» **Data listing**:

··········

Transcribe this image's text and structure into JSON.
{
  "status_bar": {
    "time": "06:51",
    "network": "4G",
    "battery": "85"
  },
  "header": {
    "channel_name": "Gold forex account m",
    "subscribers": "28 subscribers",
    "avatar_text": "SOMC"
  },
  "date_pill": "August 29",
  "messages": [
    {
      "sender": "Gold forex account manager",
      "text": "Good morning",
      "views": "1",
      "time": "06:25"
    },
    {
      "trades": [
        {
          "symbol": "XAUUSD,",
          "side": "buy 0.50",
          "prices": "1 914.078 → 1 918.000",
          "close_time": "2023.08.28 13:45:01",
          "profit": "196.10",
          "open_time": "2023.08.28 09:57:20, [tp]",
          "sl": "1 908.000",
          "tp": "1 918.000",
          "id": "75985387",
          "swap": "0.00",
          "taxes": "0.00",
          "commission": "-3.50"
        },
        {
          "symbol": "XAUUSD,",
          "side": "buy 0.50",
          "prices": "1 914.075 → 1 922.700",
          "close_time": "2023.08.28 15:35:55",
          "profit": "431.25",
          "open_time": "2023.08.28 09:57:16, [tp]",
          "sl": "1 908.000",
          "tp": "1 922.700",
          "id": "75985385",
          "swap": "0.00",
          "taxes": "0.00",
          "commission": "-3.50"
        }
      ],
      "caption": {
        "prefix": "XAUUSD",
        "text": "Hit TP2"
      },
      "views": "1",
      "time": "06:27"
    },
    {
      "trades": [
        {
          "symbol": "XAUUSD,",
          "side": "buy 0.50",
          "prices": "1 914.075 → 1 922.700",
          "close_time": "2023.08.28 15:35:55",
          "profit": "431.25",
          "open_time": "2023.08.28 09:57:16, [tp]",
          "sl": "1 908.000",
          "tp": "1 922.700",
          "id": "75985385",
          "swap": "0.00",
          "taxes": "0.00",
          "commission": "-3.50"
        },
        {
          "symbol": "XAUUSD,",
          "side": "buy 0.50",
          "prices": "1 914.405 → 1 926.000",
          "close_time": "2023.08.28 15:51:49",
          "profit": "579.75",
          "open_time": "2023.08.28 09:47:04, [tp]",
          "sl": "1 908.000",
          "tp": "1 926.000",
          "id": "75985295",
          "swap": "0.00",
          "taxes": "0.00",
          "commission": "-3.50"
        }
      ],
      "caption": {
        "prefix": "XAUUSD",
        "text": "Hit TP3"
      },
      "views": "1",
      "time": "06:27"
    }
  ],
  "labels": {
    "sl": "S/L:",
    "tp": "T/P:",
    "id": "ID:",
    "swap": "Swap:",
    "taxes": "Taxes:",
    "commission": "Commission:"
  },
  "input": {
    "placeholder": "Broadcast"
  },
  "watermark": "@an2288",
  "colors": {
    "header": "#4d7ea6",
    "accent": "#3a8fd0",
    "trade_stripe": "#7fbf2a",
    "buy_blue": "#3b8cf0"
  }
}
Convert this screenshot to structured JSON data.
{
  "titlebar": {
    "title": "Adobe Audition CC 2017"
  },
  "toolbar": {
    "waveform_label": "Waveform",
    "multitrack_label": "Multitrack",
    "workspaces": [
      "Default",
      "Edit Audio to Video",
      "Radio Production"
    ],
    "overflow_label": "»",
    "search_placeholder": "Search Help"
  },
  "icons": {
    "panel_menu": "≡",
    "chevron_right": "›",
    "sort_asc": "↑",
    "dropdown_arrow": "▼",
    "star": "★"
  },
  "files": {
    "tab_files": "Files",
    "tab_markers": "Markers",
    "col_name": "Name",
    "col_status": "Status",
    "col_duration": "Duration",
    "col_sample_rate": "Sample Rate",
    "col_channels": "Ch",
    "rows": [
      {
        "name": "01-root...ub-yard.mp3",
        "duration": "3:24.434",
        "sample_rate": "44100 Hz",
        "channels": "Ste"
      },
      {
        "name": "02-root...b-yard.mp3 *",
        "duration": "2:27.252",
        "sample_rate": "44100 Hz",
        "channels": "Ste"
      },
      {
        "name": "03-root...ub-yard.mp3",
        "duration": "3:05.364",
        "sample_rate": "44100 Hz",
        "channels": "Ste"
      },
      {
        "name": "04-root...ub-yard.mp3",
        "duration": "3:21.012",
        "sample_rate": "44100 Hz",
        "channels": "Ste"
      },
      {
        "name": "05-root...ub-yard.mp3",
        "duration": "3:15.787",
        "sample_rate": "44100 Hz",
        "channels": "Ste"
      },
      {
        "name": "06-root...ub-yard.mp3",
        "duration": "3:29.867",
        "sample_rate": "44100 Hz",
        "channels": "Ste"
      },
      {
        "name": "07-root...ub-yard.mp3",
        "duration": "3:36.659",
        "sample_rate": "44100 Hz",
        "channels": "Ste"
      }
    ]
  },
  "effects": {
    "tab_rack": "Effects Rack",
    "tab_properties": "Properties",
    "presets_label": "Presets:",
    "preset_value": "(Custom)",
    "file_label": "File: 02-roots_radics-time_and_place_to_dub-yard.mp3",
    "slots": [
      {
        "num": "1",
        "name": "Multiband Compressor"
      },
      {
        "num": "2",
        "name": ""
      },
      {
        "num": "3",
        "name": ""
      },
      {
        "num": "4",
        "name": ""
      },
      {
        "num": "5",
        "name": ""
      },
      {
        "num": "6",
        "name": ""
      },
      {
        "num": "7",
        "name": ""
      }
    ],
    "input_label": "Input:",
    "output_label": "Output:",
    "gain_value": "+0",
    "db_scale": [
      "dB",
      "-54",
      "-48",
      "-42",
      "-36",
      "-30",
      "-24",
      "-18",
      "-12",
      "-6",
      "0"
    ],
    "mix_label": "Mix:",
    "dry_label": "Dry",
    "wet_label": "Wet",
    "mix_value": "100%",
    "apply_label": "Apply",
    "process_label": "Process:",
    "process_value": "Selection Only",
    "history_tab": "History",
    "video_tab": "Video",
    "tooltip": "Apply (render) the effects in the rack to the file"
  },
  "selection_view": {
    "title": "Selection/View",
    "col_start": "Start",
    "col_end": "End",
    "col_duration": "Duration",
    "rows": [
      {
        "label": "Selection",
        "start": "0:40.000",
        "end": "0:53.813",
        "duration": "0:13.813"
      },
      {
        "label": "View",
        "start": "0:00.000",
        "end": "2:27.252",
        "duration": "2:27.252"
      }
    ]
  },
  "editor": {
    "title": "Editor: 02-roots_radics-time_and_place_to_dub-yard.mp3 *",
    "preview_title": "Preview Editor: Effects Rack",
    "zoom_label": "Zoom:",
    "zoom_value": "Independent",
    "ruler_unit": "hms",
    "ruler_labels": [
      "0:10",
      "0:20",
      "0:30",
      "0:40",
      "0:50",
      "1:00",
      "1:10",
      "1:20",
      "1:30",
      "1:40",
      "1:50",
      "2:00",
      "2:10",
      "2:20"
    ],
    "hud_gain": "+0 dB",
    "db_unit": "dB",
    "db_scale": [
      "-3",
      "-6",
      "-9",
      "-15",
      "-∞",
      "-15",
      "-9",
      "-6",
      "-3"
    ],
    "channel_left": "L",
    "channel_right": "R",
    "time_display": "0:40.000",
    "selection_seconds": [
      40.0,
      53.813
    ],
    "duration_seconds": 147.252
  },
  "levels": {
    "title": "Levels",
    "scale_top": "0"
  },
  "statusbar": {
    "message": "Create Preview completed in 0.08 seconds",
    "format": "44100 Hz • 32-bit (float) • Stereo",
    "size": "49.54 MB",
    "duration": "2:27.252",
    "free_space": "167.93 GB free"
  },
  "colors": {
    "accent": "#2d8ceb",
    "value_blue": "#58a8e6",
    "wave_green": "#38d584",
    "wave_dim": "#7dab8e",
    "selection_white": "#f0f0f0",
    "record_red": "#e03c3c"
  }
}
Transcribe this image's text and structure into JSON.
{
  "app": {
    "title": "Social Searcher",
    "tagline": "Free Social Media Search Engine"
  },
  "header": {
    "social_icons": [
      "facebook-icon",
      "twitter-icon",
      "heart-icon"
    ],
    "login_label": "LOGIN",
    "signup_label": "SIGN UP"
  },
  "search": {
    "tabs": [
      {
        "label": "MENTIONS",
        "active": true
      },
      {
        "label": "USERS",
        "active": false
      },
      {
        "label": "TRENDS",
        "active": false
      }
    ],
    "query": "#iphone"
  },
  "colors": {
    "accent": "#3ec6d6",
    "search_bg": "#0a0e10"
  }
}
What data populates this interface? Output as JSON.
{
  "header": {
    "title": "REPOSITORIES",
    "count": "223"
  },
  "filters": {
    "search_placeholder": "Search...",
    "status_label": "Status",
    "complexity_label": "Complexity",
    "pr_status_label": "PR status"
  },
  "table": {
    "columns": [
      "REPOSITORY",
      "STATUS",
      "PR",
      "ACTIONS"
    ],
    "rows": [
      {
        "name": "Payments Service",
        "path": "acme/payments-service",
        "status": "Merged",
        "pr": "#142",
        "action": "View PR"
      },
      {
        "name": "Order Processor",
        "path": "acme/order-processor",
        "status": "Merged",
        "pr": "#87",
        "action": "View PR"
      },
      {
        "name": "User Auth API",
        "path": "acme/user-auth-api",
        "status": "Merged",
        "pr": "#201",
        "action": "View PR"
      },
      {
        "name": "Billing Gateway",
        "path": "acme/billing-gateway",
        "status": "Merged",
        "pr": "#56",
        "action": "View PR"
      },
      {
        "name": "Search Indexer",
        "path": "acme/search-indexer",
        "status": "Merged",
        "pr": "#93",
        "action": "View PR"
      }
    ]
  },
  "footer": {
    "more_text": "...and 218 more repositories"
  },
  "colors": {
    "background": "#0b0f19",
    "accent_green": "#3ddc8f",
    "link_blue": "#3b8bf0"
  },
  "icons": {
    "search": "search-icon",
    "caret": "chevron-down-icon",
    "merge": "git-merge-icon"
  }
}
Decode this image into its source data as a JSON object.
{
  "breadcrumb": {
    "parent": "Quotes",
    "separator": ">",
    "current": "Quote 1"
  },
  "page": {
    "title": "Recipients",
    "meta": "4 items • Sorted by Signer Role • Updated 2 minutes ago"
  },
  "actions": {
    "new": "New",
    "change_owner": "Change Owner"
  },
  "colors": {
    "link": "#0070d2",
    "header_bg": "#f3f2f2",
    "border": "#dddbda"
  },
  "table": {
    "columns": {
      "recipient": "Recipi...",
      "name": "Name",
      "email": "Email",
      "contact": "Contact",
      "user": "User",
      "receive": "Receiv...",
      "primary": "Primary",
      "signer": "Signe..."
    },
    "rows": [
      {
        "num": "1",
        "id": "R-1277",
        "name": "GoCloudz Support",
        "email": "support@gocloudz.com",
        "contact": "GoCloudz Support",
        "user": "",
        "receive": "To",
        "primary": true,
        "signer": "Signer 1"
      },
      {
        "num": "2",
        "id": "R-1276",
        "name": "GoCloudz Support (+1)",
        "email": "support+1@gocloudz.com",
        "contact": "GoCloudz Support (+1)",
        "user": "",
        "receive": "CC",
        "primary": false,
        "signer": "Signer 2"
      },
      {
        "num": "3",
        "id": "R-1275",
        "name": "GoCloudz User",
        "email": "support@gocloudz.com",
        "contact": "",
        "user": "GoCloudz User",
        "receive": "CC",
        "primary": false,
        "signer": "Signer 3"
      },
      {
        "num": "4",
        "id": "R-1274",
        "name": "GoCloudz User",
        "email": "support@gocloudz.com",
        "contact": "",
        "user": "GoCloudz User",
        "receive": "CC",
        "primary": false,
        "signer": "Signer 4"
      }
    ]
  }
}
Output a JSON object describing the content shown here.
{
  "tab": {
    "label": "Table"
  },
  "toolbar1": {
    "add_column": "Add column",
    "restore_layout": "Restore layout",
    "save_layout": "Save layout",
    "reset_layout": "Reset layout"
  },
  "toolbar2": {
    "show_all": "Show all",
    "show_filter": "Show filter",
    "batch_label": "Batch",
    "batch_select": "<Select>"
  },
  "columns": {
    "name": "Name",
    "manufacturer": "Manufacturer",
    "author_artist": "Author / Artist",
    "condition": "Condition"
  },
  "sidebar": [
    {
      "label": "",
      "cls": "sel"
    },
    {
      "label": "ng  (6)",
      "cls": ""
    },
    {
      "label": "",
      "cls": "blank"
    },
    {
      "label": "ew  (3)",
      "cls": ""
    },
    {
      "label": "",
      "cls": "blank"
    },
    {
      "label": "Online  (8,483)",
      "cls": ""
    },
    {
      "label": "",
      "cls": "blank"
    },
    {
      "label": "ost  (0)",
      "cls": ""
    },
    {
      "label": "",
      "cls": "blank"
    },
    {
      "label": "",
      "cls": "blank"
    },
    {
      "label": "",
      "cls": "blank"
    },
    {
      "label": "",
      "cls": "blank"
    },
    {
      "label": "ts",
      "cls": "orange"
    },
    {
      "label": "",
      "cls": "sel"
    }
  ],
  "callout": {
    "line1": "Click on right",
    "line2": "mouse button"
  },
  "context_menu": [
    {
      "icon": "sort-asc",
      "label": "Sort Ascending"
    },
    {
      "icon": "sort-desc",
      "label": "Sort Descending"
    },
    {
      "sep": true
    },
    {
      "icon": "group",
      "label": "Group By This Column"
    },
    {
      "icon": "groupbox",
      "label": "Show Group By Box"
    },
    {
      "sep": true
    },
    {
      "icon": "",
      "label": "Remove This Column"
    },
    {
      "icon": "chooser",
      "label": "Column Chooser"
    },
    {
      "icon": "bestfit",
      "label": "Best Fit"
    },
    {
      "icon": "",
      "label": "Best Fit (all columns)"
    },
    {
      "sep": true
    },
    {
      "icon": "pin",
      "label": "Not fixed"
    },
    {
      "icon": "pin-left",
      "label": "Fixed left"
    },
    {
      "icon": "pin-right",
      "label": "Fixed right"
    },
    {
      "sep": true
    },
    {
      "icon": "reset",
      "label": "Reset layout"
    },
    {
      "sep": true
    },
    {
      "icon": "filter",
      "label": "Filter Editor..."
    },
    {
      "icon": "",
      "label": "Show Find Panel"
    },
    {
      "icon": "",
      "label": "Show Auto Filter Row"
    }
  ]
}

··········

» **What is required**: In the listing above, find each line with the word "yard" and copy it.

» **Task output**:
        "name": "01-root...ub-yard.mp3",
        "name": "02-root...b-yard.mp3 *",
        "name": "03-root...ub-yard.mp3",
        "name": "04-root...ub-yard.mp3",
        "name": "05-root...ub-yard.mp3",
        "name": "06-root...ub-yard.mp3",
        "name": "07-root...ub-yard.mp3",
    "file_label": "File: 02-roots_radics-time_and_place_to_dub-yard.mp3",
    "title": "Editor: 02-roots_radics-time_and_place_to_dub-yard.mp3 *",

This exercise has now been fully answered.